Otaku USA Magazine
One Coin Challenge: Super Potato Edition

Super Potato is one of Akihabara’s most famous retro gaming shops. Stocked to the brim with the video games of consoles past, the oddly-named Super Potato is a must for gamers less interested in Xbox 360 and more in 8-bit. We sent agent Ramos to take a peek – and take the One Coin Challenge!

I have no idea whose idea it was to have spuds associated with games, but that’s okay.

Your dear dumpster diver – err, make that stalwart challenger of the coin – isn’t much of a gamer these days, but the idea that stores like Super Potato exist speaks to the historian in me. I grew up checking out dated books on video games at the local library and was utterly fascinated that something like the Mattel Intellivision even existed as a stepping stone somewhere between the NES, the Atari 2600 and the N64.

A store like Super Potato is catnip to such enthusiasts. The elevators are plastered in contemporary advertisements for games as diverse as Sonic 2 and Athena. It’s also far from friendly to the average wallet. Like the US, Japan is good at wringing the bucks out of retro enthusiasts.

So it was that I received my latest mission: go into Super Potato and see what stuff can be scrounged for a single 500 yen coin.

Best to start at the top: the game center. Ah yes, where one can game so long as one has money.

Unfortunately, these machines don’t take 500 yen coins, and even if I were to jam it inside, I doubt it would actually give me 500 yen worth of credits. Not that they would last very long in the average game of Metal Slug. And I wasn’t even about to ask the guy at the counter if I could buy a machine for one coin lest he ban me from the store for stupidity. Change the coin in for the proper 100 yen coins, you say? As if I would sully the holy name of the One Coin Challenge with such chicanery. Next.

Why, it’s possibly Japan’s only Atari 2600, inexplicably packed with 7800 games. Certainly I’ve seen these things at garage sales for about five bucks in the States. Maybe… ah, not for sale, say the good people at the Potato. Next.
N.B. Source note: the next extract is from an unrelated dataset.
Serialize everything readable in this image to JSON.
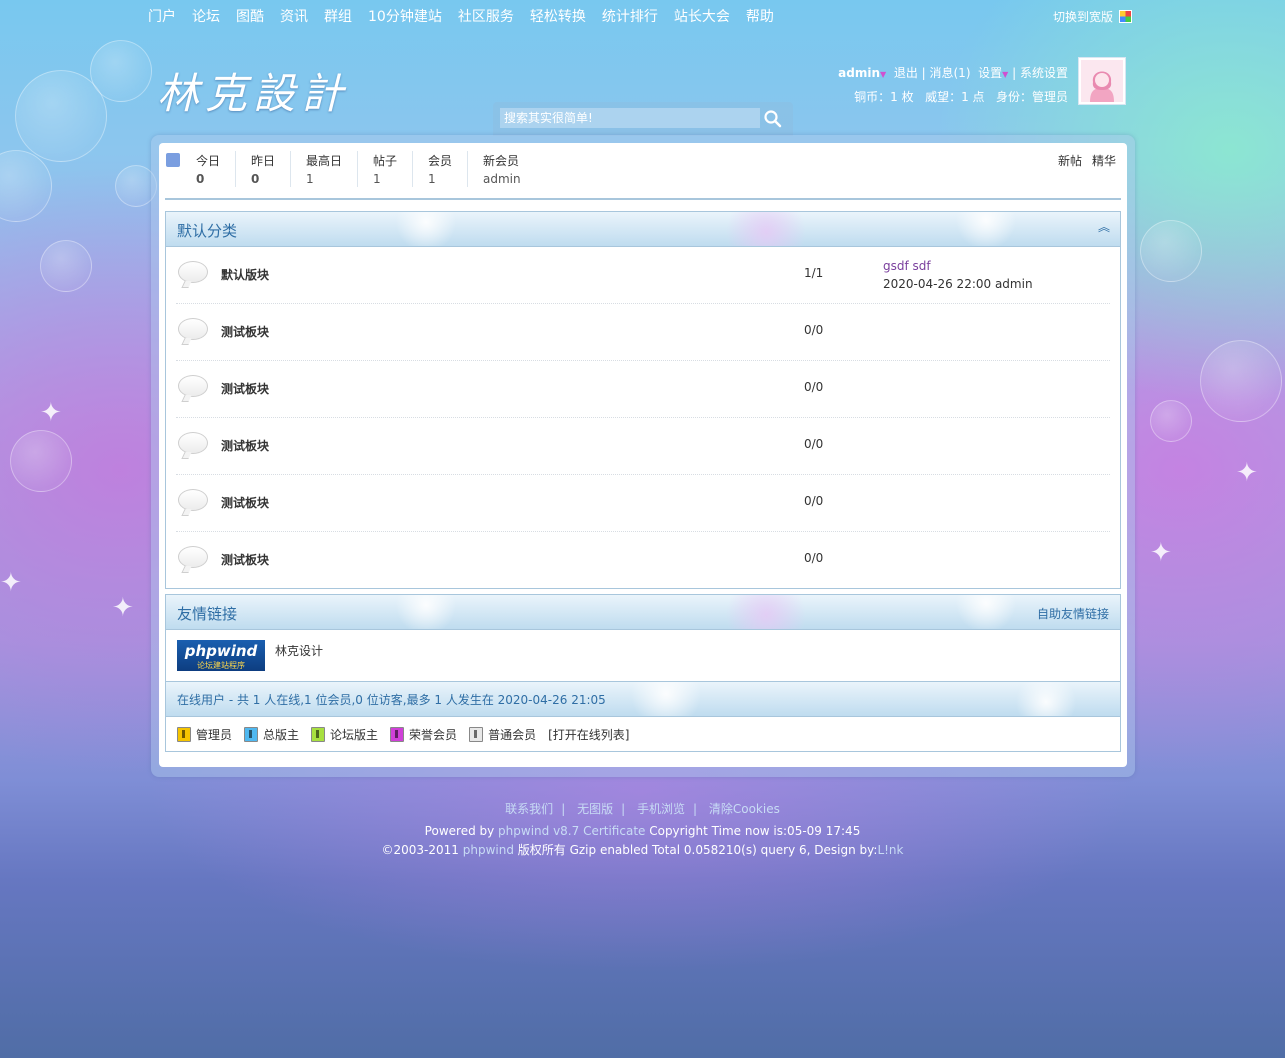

While we’re on an Atari kick, here are some Jaguar games. While I’m sure the poor confused store clerks mistakenly added an extra digit to these two perfectly fine if forgettable titles, I don’t have a Jaguar. No sale, do not pass Go. Next.

Oh, what’s this? A name-brand, modern game at an affordable price? Alas, I don’t have a 360, and the idea of it being the Chinese copy in a bargain bin builds some questions I’m not comfortable confronting right now. Next.

UmJammer Lammy, the awesome, completely psychedelic follow-up to cult classic Parappa the Rappa. Seriously, if you guys haven’t played this game you are missing out. The music is excellent, the replay value and addiction it fosters are far more than it has any right to and it showcases some of the most colorful and creative visuals the PS1 has to offer. At the absurd price of little more than a buck, this is a must-have. Of course, the reason why I write this is because I already own it. NEXT!

Whoa, hold the phone. A dance pad that is superior to Konami’s vinyl piece of claptrap? Something that actually comes closer to simulating the true Dance Dance Revolution arcade experience with solid-yet-foldable foam rubber? Yes, I admit to you, dear reader, I still play Dance Dance Revolution, cheesy eurobeat and all, and I own a couple of the the games for my aging Playstation. This will do nicely as something to break out every now and again when I feel like irritating my unfortunate neighbor. But that’s all right, for even though it is no longer the 90s, there is still time for Dance Dance.

Mission Accomplished.